This Court in Ranjit Udeshi v. State of Maharashtra [1965] 1 S.C.R. 65 took a rather restrictive view of what would pass muster as not being obscene. The Court followed the test laid down in the old English judgment in Hicklin's case which was whether the tendency of the matter charged as obscene is to deprave and corrupt those whose minds are open to such immoral influences and into whose hands a publication of this sort may fall. Great strides have been made since this decision in the UK, United States as well as in our country.

Thus, in Director General, Directorate General of Doordarshan v. Anand Patwardhan, 2006 (8) SCC 433, this Court noticed the law in the United States and said that a material may be regarded as obscene if the average person applying contemporary community standards would find that the subject matter taken as a whole appeals to the prurient interest and that taken as a whole it otherwise lacks serious literary artistic, political, educational or scientific value

In a recent judgment of this Court, Aveek Sarkar v. State of West Bengal, 2014 (4) SCC 257, this Court referred to English, U.S. and Canadian judgments and moved away from the Hicklin test and applied the contemporary community standards test.


in State of Madhya Pradesh v. Baldeo Prasad, [1961] 1 S.C.R. 970 an inclusive definition of the word "goonda" was held to be vague and the offence created by Section 4A of the Goondas Act was, therefore, violative of Article 19(1)(d) and (e) of the Constitution. It was stated:

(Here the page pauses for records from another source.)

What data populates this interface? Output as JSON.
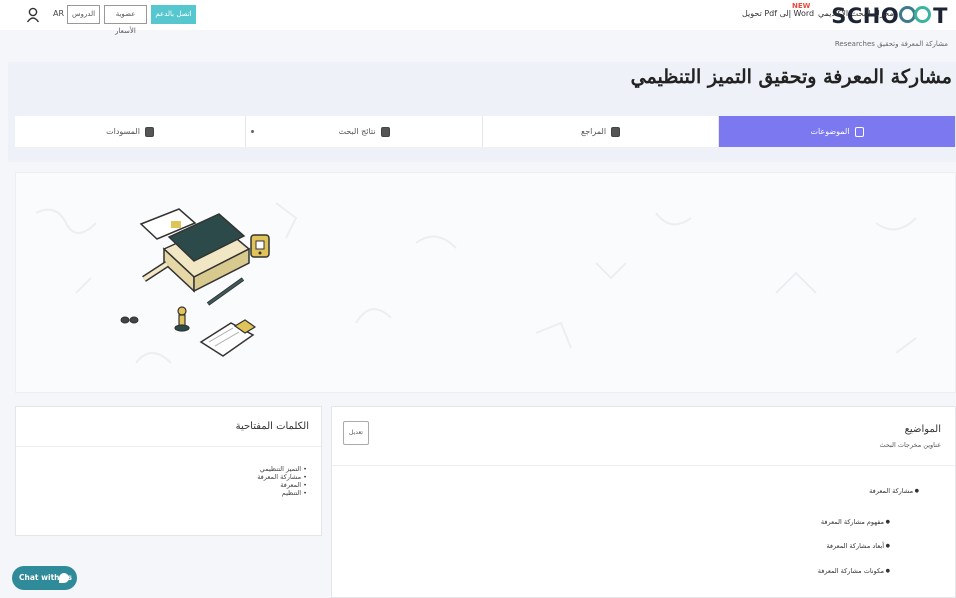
{
  "topbar": {
    "logo": "SCHO",
    "logo_tail": "T",
    "nav_research": "محرك البحث الأكاديمي",
    "nav_pdf": "تحويل Pdf إلى Word",
    "new_badge": "NEW",
    "contact_button": "اتصل بالدعم",
    "pricing_button": "عضوية الأسعار",
    "lessons_button": "الدروس",
    "language": "AR",
    "user_icon": "user-icon"
  },
  "breadcrumb": "Researches مشاركة المعرفة وتحقيق",
  "page_title": "مشاركة المعرفة وتحقيق التميز التنظيمي",
  "tabs": [
    {
      "label": "الموضوعات",
      "icon": "topics-icon",
      "active": true
    },
    {
      "label": "المراجع",
      "icon": "references-icon",
      "active": false
    },
    {
      "label": "نتائج البحث",
      "icon": "results-icon",
      "active": false
    },
    {
      "label": "المسودات",
      "icon": "drafts-icon",
      "active": false
    }
  ],
  "keywords": {
    "title": "الكلمات المفتاحية",
    "items": [
      "التميز التنظيمي",
      "مشاركة المعرفة",
      "المعرفة",
      "التنظيم"
    ]
  },
  "topics": {
    "title": "المواضيع",
    "subtitle": "عناوين مخرجات البحث",
    "edit_button": "تعديل",
    "items": [
      {
        "label": "مشاركة المعرفة"
      },
      {
        "label": "مفهوم مشاركة المعرفة"
      },
      {
        "label": "أبعاد مشاركة المعرفة"
      },
      {
        "label": "مكونات مشاركة المعرفة"
      }
    ]
  },
  "chat": {
    "label": "Chat with us"
  },
  "colors": {
    "accent": "#7b78f0",
    "contact": "#56c7ce",
    "chat": "#2f8a99",
    "badge": "#e74c3c"
  }
}
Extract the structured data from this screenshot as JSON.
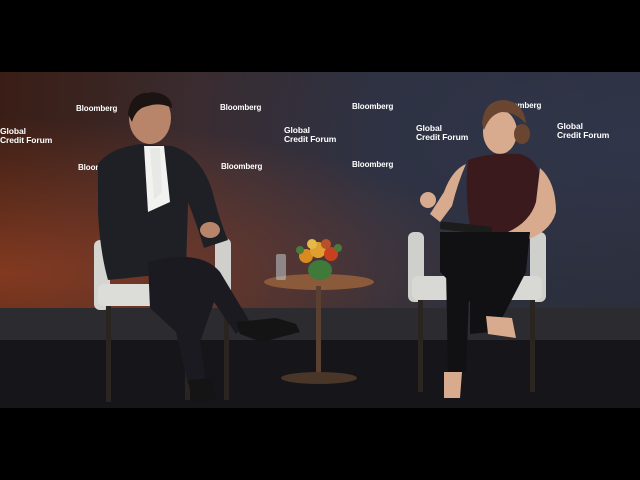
{
  "backdrop": {
    "brand_word": "Bloomberg",
    "event_line1": "Global",
    "event_line2": "Credit Forum"
  },
  "colors": {
    "letterbox": "#000000",
    "backdrop_warm": "#7a3520",
    "backdrop_cool": "#2a2c36",
    "chair": "#d9d9d6",
    "table": "#8a5a3a",
    "floor": "#16161a"
  }
}
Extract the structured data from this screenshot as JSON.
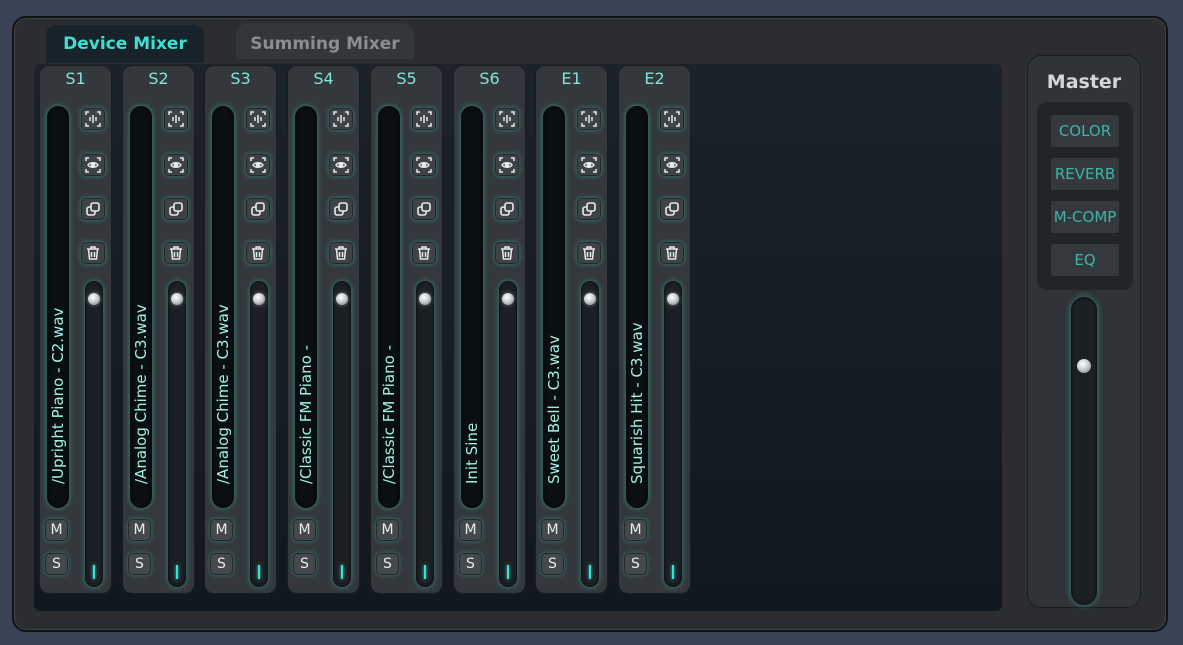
{
  "tabs": {
    "device_mixer": "Device Mixer",
    "summing_mixer": "Summing Mixer"
  },
  "strips": [
    {
      "label": "S1",
      "name": "/Upright Piano - C2.wav"
    },
    {
      "label": "S2",
      "name": "/Analog Chime - C3.wav"
    },
    {
      "label": "S3",
      "name": "/Analog Chime - C3.wav"
    },
    {
      "label": "S4",
      "name": "/Classic FM Piano -"
    },
    {
      "label": "S5",
      "name": "/Classic FM Piano -"
    },
    {
      "label": "S6",
      "name": "Init Sine"
    },
    {
      "label": "E1",
      "name": "Sweet Bell - C3.wav"
    },
    {
      "label": "E2",
      "name": "Squarish Hit - C3.wav"
    }
  ],
  "strip_buttons": {
    "mute": "M",
    "solo": "S"
  },
  "strip_icons": [
    "waveform-icon",
    "eye-icon",
    "duplicate-icon",
    "trash-icon"
  ],
  "master": {
    "title": "Master",
    "fx": [
      "COLOR",
      "REVERB",
      "M-COMP",
      "EQ"
    ]
  },
  "colors": {
    "accent": "#3ee0cf",
    "label_text": "#7fe6d8",
    "fx_text": "#3ab5a8",
    "background": "#3a4255"
  }
}
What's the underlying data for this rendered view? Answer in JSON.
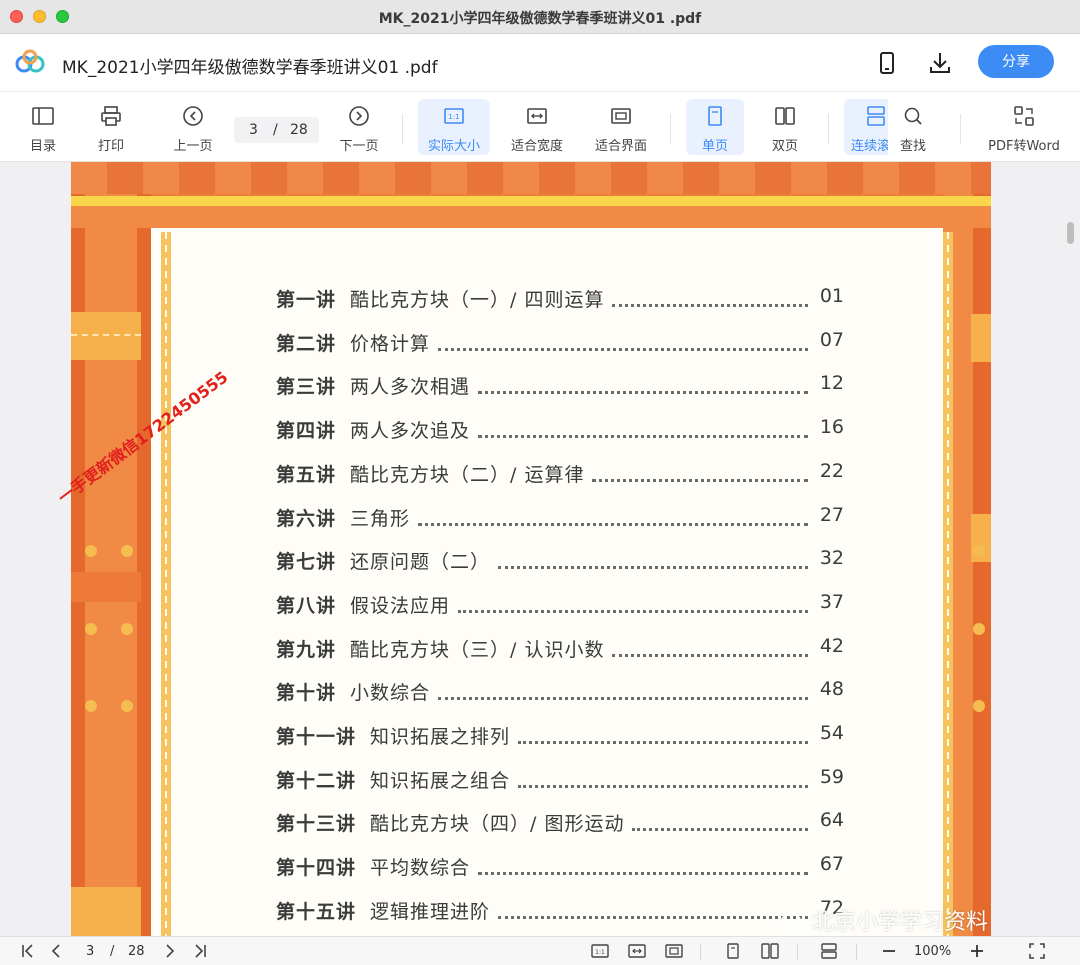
{
  "window": {
    "title": "MK_2021小学四年级傲德数学春季班讲义01 .pdf"
  },
  "header": {
    "doc_title": "MK_2021小学四年级傲德数学春季班讲义01 .pdf",
    "share_label": "分享",
    "phone_icon": "phone-icon",
    "download_icon": "download-icon",
    "logo_icon": "cloud-app-logo"
  },
  "toolbar": {
    "toc": "目录",
    "print": "打印",
    "prev": "上一页",
    "page_current": "3",
    "page_sep": "/",
    "page_total": "28",
    "next": "下一页",
    "actual_size": "实际大小",
    "fit_width": "适合宽度",
    "fit_page": "适合界面",
    "single_page": "单页",
    "double_page": "双页",
    "continuous": "连续滚",
    "find": "查找",
    "pdf_to_word": "PDF转Word",
    "active_color": "#3d8bf5"
  },
  "toc": [
    {
      "num": "第一讲",
      "title": "酷比克方块（一）/ 四则运算",
      "page": "01"
    },
    {
      "num": "第二讲",
      "title": "价格计算",
      "page": "07"
    },
    {
      "num": "第三讲",
      "title": "两人多次相遇",
      "page": "12"
    },
    {
      "num": "第四讲",
      "title": "两人多次追及",
      "page": "16"
    },
    {
      "num": "第五讲",
      "title": "酷比克方块（二）/ 运算律",
      "page": "22"
    },
    {
      "num": "第六讲",
      "title": "三角形",
      "page": "27"
    },
    {
      "num": "第七讲",
      "title": "还原问题（二）",
      "page": "32"
    },
    {
      "num": "第八讲",
      "title": "假设法应用",
      "page": "37"
    },
    {
      "num": "第九讲",
      "title": "酷比克方块（三）/ 认识小数",
      "page": "42"
    },
    {
      "num": "第十讲",
      "title": "小数综合",
      "page": "48"
    },
    {
      "num": "第十一讲",
      "title": "知识拓展之排列",
      "page": "54"
    },
    {
      "num": "第十二讲",
      "title": "知识拓展之组合",
      "page": "59"
    },
    {
      "num": "第十三讲",
      "title": "酷比克方块（四）/ 图形运动",
      "page": "64"
    },
    {
      "num": "第十四讲",
      "title": "平均数综合",
      "page": "67"
    },
    {
      "num": "第十五讲",
      "title": "逻辑推理进阶",
      "page": "72"
    }
  ],
  "watermarks": {
    "red": "一手更新微信1722450555",
    "wechat": "北京小学学习资料"
  },
  "statusbar": {
    "page_current": "3",
    "page_sep": "/",
    "page_total": "28",
    "zoom": "100%"
  },
  "colors": {
    "page_orange": "#ee7c3a",
    "page_yellow": "#f6c25d",
    "share_blue": "#3d8bf5"
  }
}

"Incidentally it would also be relevant to point out that the definition of the word "goonda" affords no assistance in deciding which citizen can be put under that category. It is an inclusive definition and it does not indicate which tests have to be applied in deciding whether a person falls in the first part of the definition. Recourse to the dictionary meaning of the word would hardly be of any assistance in this matter. After all it must be borne in mind that the Act authorises the District Magistrate to deprive a citizen of his fundamental right under Art. 19(1)(d) and (e), and though the object of the Act and its purpose would undoubtedly attract the provisions of Art. 19(5) care must always be taken in passing such acts that they provide sufficient safeguards against casual, capricious or even malicious exercise of the powers conferred by them. It is well known that the relevant provisions of the Act are initially put in motion against a person at a lower level than the District magistrate, and so it is always necessary that sufficient safeguards should be provided by the Act to protect the fundamental rights of innocent citizens and to save them from unnecessary harassment. That is why we think the definition of the word "goonda" should have given necessary assistance to the District Magistrate in deciding whether a particular citizen falls under the category of goonda or not; that is another infirmity in the Act. As we have already pointed out s. 4-A suffers from the same infirmities as s. 4.